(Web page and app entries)
----------------------------------------
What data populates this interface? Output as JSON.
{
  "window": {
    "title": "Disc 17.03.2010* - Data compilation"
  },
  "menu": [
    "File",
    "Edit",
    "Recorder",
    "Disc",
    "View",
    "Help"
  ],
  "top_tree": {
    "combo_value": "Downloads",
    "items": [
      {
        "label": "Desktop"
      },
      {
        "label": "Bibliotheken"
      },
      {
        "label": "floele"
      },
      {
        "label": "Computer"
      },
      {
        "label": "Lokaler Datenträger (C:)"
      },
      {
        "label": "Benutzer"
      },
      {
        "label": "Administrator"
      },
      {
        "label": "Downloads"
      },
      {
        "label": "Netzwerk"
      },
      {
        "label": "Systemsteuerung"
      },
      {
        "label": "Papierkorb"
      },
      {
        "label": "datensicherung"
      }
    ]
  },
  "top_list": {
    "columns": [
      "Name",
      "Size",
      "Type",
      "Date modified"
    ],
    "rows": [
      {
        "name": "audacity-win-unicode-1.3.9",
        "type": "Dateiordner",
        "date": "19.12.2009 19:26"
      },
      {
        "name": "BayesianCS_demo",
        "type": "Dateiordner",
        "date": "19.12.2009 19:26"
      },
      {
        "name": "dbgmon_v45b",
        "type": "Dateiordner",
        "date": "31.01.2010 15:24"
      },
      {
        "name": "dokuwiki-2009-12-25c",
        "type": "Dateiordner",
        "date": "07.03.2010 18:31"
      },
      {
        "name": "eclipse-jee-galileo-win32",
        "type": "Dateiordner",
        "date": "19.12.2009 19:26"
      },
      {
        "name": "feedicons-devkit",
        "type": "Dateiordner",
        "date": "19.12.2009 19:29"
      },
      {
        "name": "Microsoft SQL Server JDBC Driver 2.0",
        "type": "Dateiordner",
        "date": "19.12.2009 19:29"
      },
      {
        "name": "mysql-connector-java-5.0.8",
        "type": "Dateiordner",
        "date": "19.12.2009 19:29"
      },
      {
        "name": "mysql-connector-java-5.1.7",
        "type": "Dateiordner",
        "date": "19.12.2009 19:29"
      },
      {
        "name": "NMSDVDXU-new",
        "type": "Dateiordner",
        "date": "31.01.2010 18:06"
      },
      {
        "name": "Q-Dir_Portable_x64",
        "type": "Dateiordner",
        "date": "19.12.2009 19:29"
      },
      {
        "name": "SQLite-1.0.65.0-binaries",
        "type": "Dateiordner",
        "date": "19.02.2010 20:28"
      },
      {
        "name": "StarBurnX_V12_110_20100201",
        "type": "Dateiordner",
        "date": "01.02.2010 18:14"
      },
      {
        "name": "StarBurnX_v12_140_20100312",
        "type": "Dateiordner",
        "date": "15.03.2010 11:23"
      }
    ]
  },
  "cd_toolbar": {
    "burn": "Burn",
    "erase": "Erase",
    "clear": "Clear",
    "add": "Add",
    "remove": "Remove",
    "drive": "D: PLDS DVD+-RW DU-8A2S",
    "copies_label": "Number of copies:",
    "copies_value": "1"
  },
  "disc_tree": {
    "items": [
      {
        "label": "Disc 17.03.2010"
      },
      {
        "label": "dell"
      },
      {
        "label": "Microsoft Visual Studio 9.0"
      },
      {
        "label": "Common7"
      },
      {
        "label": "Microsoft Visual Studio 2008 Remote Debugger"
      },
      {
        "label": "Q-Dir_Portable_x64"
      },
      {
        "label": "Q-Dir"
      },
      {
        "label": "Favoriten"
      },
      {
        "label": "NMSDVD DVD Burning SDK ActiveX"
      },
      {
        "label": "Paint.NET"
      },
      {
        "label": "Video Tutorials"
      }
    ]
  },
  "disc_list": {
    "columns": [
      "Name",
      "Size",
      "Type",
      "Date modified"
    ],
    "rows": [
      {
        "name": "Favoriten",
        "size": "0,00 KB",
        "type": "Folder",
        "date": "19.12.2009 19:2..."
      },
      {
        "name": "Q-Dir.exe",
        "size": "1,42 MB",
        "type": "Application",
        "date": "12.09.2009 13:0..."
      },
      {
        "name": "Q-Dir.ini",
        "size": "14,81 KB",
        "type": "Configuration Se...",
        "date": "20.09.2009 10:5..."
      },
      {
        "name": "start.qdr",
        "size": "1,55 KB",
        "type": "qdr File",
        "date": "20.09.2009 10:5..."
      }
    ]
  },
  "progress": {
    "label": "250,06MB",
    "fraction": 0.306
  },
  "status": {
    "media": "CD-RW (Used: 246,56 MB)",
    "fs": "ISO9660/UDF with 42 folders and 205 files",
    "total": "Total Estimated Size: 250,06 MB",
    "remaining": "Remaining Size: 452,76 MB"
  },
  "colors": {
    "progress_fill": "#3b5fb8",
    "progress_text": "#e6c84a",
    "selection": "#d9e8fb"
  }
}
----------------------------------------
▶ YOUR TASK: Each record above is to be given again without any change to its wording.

▶ TASK OUTPUT:
What data populates this interface? Output as JSON.
{
  "window": {
    "title": "Disc 17.03.2010* - Data compilation"
  },
  "menu": [
    "File",
    "Edit",
    "Recorder",
    "Disc",
    "View",
    "Help"
  ],
  "top_tree": {
    "combo_value": "Downloads",
    "items": [
      {
        "label": "Desktop"
      },
      {
        "label": "Bibliotheken"
      },
      {
        "label": "floele"
      },
      {
        "label": "Computer"
      },
      {
        "label": "Lokaler Datenträger (C:)"
      },
      {
        "label": "Benutzer"
      },
      {
        "label": "Administrator"
      },
      {
        "label": "Downloads"
      },
      {
        "label": "Netzwerk"
      },
      {
        "label": "Systemsteuerung"
      },
      {
        "label": "Papierkorb"
      },
      {
        "label": "datensicherung"
      }
    ]
  },
  "top_list": {
    "columns": [
      "Name",
      "Size",
      "Type",
      "Date modified"
    ],
    "rows": [
      {
        "name": "audacity-win-unicode-1.3.9",
        "type": "Dateiordner",
        "date": "19.12.2009 19:26"
      },
      {
        "name": "BayesianCS_demo",
        "type": "Dateiordner",
        "date": "19.12.2009 19:26"
      },
      {
        "name": "dbgmon_v45b",
        "type": "Dateiordner",
        "date": "31.01.2010 15:24"
      },
      {
        "name": "dokuwiki-2009-12-25c",
        "type": "Dateiordner",
        "date": "07.03.2010 18:31"
      },
      {
        "name": "eclipse-jee-galileo-win32",
        "type": "Dateiordner",
        "date": "19.12.2009 19:26"
      },
      {
        "name": "feedicons-devkit",
        "type": "Dateiordner",
        "date": "19.12.2009 19:29"
      },
      {
        "name": "Microsoft SQL Server JDBC Driver 2.0",
        "type": "Dateiordner",
        "date": "19.12.2009 19:29"
      },
      {
        "name": "mysql-connector-java-5.0.8",
        "type": "Dateiordner",
        "date": "19.12.2009 19:29"
      },
      {
        "name": "mysql-connector-java-5.1.7",
        "type": "Dateiordner",
        "date": "19.12.2009 19:29"
      },
      {
        "name": "NMSDVDXU-new",
        "type": "Dateiordner",
        "date": "31.01.2010 18:06"
      },
      {
        "name": "Q-Dir_Portable_x64",
        "type": "Dateiordner",
        "date": "19.12.2009 19:29"
      },
      {
        "name": "SQLite-1.0.65.0-binaries",
        "type": "Dateiordner",
        "date": "19.02.2010 20:28"
      },
      {
        "name": "StarBurnX_V12_110_20100201",
        "type": "Dateiordner",
        "date": "01.02.2010 18:14"
      },
      {
        "name": "StarBurnX_v12_140_20100312",
        "type": "Dateiordner",
        "date": "15.03.2010 11:23"
      }
    ]
  },
  "cd_toolbar": {
    "burn": "Burn",
    "erase": "Erase",
    "clear": "Clear",
    "add": "Add",
    "remove": "Remove",
    "drive": "D: PLDS DVD+-RW DU-8A2S",
    "copies_label": "Number of copies:",
    "copies_value": "1"
  },
  "disc_tree": {
    "items": [
      {
        "label": "Disc 17.03.2010"
      },
      {
        "label": "dell"
      },
      {
        "label": "Microsoft Visual Studio 9.0"
      },
      {
        "label": "Common7"
      },
      {
        "label": "Microsoft Visual Studio 2008 Remote Debugger"
      },
      {
        "label": "Q-Dir_Portable_x64"
      },
      {
        "label": "Q-Dir"
      },
      {
        "label": "Favoriten"
      },
      {
        "label": "NMSDVD DVD Burning SDK ActiveX"
      },
      {
        "label": "Paint.NET"
      },
      {
        "label": "Video Tutorials"
      }
    ]
  },
  "disc_list": {
    "columns": [
      "Name",
      "Size",
      "Type",
      "Date modified"
    ],
    "rows": [
      {
        "name": "Favoriten",
        "size": "0,00 KB",
        "type": "Folder",
        "date": "19.12.2009 19:2..."
      },
      {
        "name": "Q-Dir.exe",
        "size": "1,42 MB",
        "type": "Application",
        "date": "12.09.2009 13:0..."
      },
      {
        "name": "Q-Dir.ini",
        "size": "14,81 KB",
        "type": "Configuration Se...",
        "date": "20.09.2009 10:5..."
      },
      {
        "name": "start.qdr",
        "size": "1,55 KB",
        "type": "qdr File",
        "date": "20.09.2009 10:5..."
      }
    ]
  },
  "progress": {
    "label": "250,06MB",
    "fraction": 0.306
  },
  "status": {
    "media": "CD-RW (Used: 246,56 MB)",
    "fs": "ISO9660/UDF with 42 folders and 205 files",
    "total": "Total Estimated Size: 250,06 MB",
    "remaining": "Remaining Size: 452,76 MB"
  },
  "colors": {
    "progress_fill": "#3b5fb8",
    "progress_text": "#e6c84a",
    "selection": "#d9e8fb"
  }
}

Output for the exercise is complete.